Would you print the data below exactly, leaving out every picture?

DATA FOR THIS EXERCISE: Begin

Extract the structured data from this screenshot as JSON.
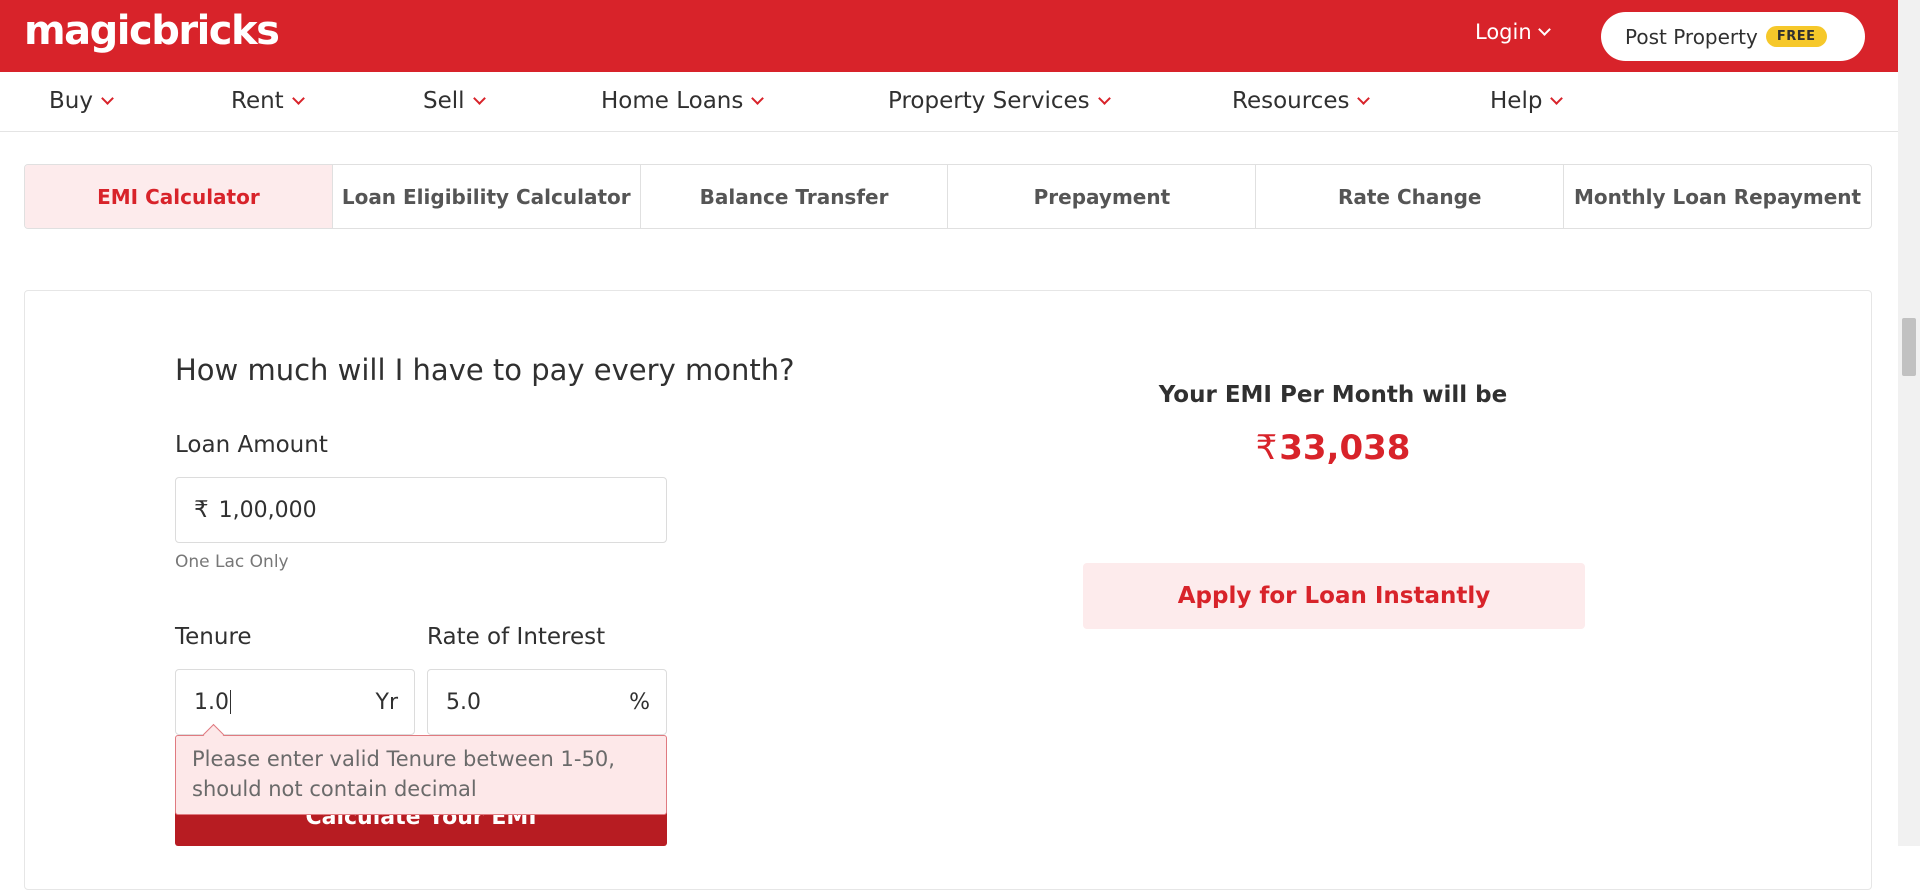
{
  "header": {
    "logo": "magicbricks",
    "login_label": "Login",
    "post_property_label": "Post Property",
    "free_badge": "FREE"
  },
  "nav": {
    "items": [
      {
        "label": "Buy"
      },
      {
        "label": "Rent"
      },
      {
        "label": "Sell"
      },
      {
        "label": "Home Loans"
      },
      {
        "label": "Property Services"
      },
      {
        "label": "Resources"
      },
      {
        "label": "Help"
      }
    ]
  },
  "tabs": [
    {
      "label": "EMI Calculator",
      "active": true
    },
    {
      "label": "Loan Eligibility Calculator"
    },
    {
      "label": "Balance Transfer"
    },
    {
      "label": "Prepayment"
    },
    {
      "label": "Rate Change"
    },
    {
      "label": "Monthly Loan Repayment"
    }
  ],
  "calculator": {
    "question": "How much will I have to pay every month?",
    "loan_amount_label": "Loan Amount",
    "currency_symbol": "₹",
    "loan_amount_value": "1,00,000",
    "loan_amount_hint": "One Lac Only",
    "tenure_label": "Tenure",
    "tenure_value": "1.0",
    "tenure_unit": "Yr",
    "rate_label": "Rate of Interest",
    "rate_value": "5.0",
    "rate_unit": "%",
    "error_message": "Please enter valid Tenure between 1-50, should not contain decimal",
    "calculate_label": "Calculate Your EMI"
  },
  "result": {
    "title": "Your EMI Per Month will be",
    "currency_symbol": "₹",
    "emi_value": "33,038",
    "apply_label": "Apply for Loan Instantly"
  },
  "colors": {
    "brand": "#d8232a",
    "active_tab_bg": "#fdebec",
    "error_bg": "#fde8e9",
    "badge": "#f6c82a"
  }
}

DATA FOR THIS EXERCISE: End

[EXERCISE RESPONSE]:
Extract the structured data from this screenshot as JSON.
{
  "header": {
    "logo": "magicbricks",
    "login_label": "Login",
    "post_property_label": "Post Property",
    "free_badge": "FREE"
  },
  "nav": {
    "items": [
      {
        "label": "Buy"
      },
      {
        "label": "Rent"
      },
      {
        "label": "Sell"
      },
      {
        "label": "Home Loans"
      },
      {
        "label": "Property Services"
      },
      {
        "label": "Resources"
      },
      {
        "label": "Help"
      }
    ]
  },
  "tabs": [
    {
      "label": "EMI Calculator",
      "active": true
    },
    {
      "label": "Loan Eligibility Calculator"
    },
    {
      "label": "Balance Transfer"
    },
    {
      "label": "Prepayment"
    },
    {
      "label": "Rate Change"
    },
    {
      "label": "Monthly Loan Repayment"
    }
  ],
  "calculator": {
    "question": "How much will I have to pay every month?",
    "loan_amount_label": "Loan Amount",
    "currency_symbol": "₹",
    "loan_amount_value": "1,00,000",
    "loan_amount_hint": "One Lac Only",
    "tenure_label": "Tenure",
    "tenure_value": "1.0",
    "tenure_unit": "Yr",
    "rate_label": "Rate of Interest",
    "rate_value": "5.0",
    "rate_unit": "%",
    "error_message": "Please enter valid Tenure between 1-50, should not contain decimal",
    "calculate_label": "Calculate Your EMI"
  },
  "result": {
    "title": "Your EMI Per Month will be",
    "currency_symbol": "₹",
    "emi_value": "33,038",
    "apply_label": "Apply for Loan Instantly"
  },
  "colors": {
    "brand": "#d8232a",
    "active_tab_bg": "#fdebec",
    "error_bg": "#fde8e9",
    "badge": "#f6c82a"
  }
}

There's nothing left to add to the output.